Big Tech Plans to Revolutionize New Construction
BY CHRISTINE TORRES
Published June 28, 2018
In a home, people make up the heart; now, forward-thinking companies such as Amazon, Apple, and Google want to make up the brain. Artificial intelligence, virtual reality, and other technology trends are expanding from smart phones to smart homes. Tech giants have set their sights on residential real estate and the construction industry. This uniting of tech brain and construction brawn is expected to help revolutionize a technologically deficient construction industry for safety and efficiency.
“(Tech) companies are advancing a variety of construction methods to build ambitious development projects that re-imagine everything from the wood used in homes to the ways we think about private vs. communal space,” industry researcher CB Insights wrote in its recent report on the future of housing.
Companies are digging deeper, spawning ideas and working to help expand technology in the construction industry to get homes built with tech integrated from the ground up. Just like solar and energy-efficient materials are becoming regular new-home construction features, soon technology will be a built-in amenity. Part of that process is to get the construction industry online and caught up technologically so that it can go forward with futuristic plans.
Turner Construction earlier this year, took home a top national safety award from the Associated Builders and Contractors in Memphis, Tennessee. The company says it is working hard to take advantage of opportunities that are available without losing sight of what the future may bring. “A key element of our company vision is to develop and embrace emerging technologies and processes,” the company said in a statement. Turner’s executive vice president, Pat Di Filippo, attributes the company’s successes and ability to meet challenges to the adoption of lean practices. “Lean is not just a process, it is a guide to treating people well on the job,” he said.
Hazard Mitigation Strategies
The United States continues to be a global leader in science and technology. However, new technologies are still wrought with challenges. As infrastructure gains investments and partnerships, standards and codes for safety will also reflect changes made that come with improvements and innovations. The American National Standards Institute (ANSI) and the National Institute of Standards and Technology (NIST) recently held discussions on codes and standards and the organizations’ roles in supporting strong, practicable, and resilient twenty-first century infrastructure solutions.
At the World Standards Day event in June 2018, Ryan Colker of the National Institute of Building Sciences said there are financial benefits of early hazard mitigation. He said investing in mitigation reduces future federal obligations when a natural disaster strikes and that state and local governments should adopt and enforce the latest building codes. ANSI Chairman of the Board Russ Chaney agreed and spoke on the importance of public-private partnerships and up-to-date standards and codes to move improvements and innovations forward.
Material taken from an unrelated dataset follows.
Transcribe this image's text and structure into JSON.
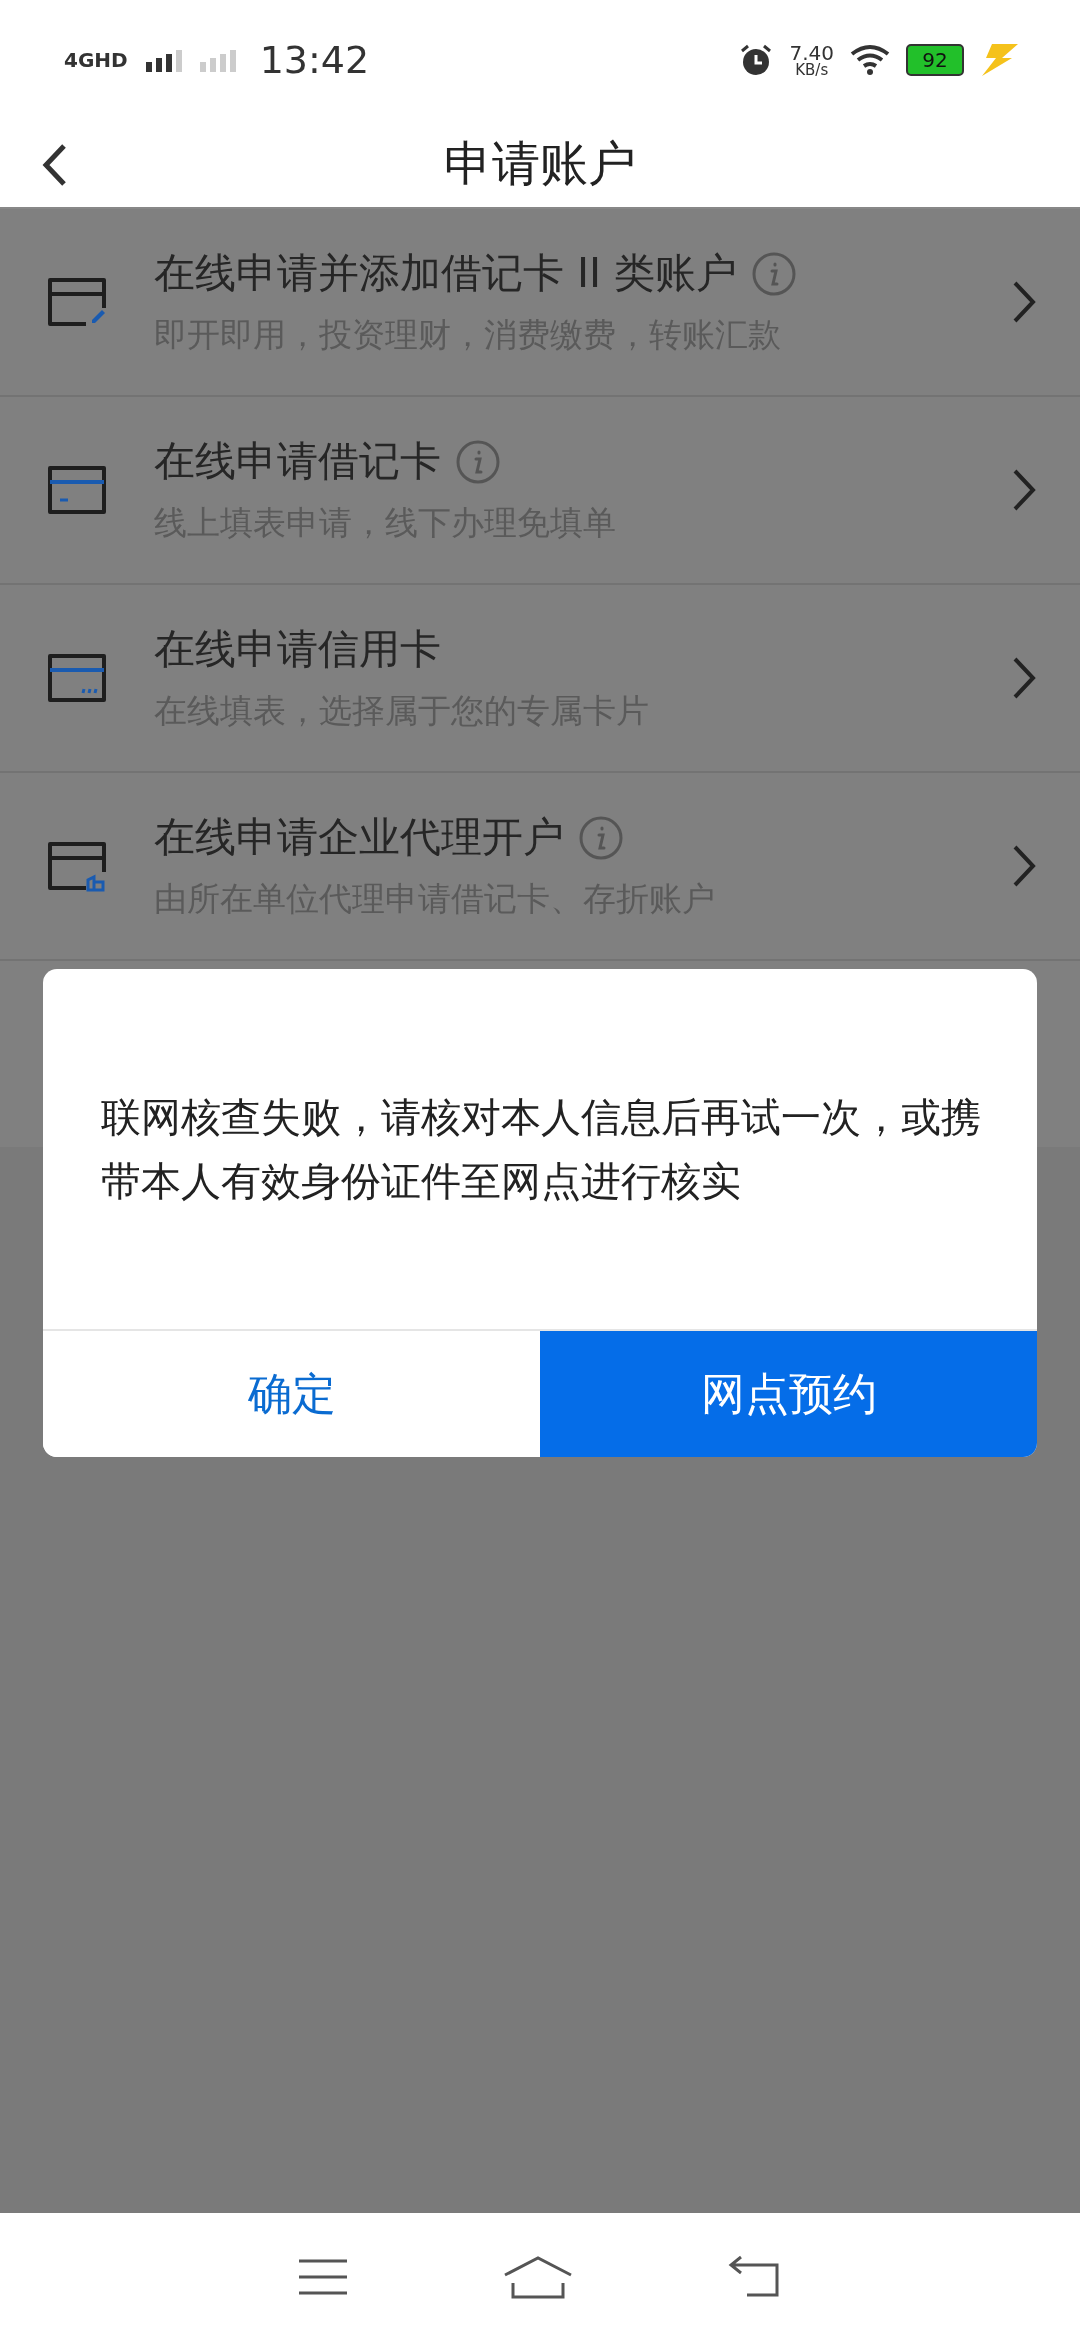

Carbon fiber materials, cross-laminated timber, and productivity monitoring are just a few ways technology is improving the construction industry in the office and on the jobsite. Enterprises in construction are boosting Environmental Health and Safety programs through information technology and modern safety best practices.
Data is driving change to create more efficient opportunities for training and safety education. A recent Pew Research Center report shows about 77 percent of Americans own a smartphone. With more mobile opportunities, employees can consume key safety training content through easily downloadable information. Jobsite construction workers can gain a better understanding of how modern methods of construction perform. For example, EHS managers can now send an employee a link to gain quick access to jobsite safety tips. Employers can provide instructions on completing new tasks and warn of potential hazards through up-to-date educational materials and informative signs and labels. For even faster results and unique applications, companies have access to portable and innovative industrial labeling machines. Through these tips and more, construction industry professionals can stay on top of safety and technology trends, and reap the rich rewards of technology.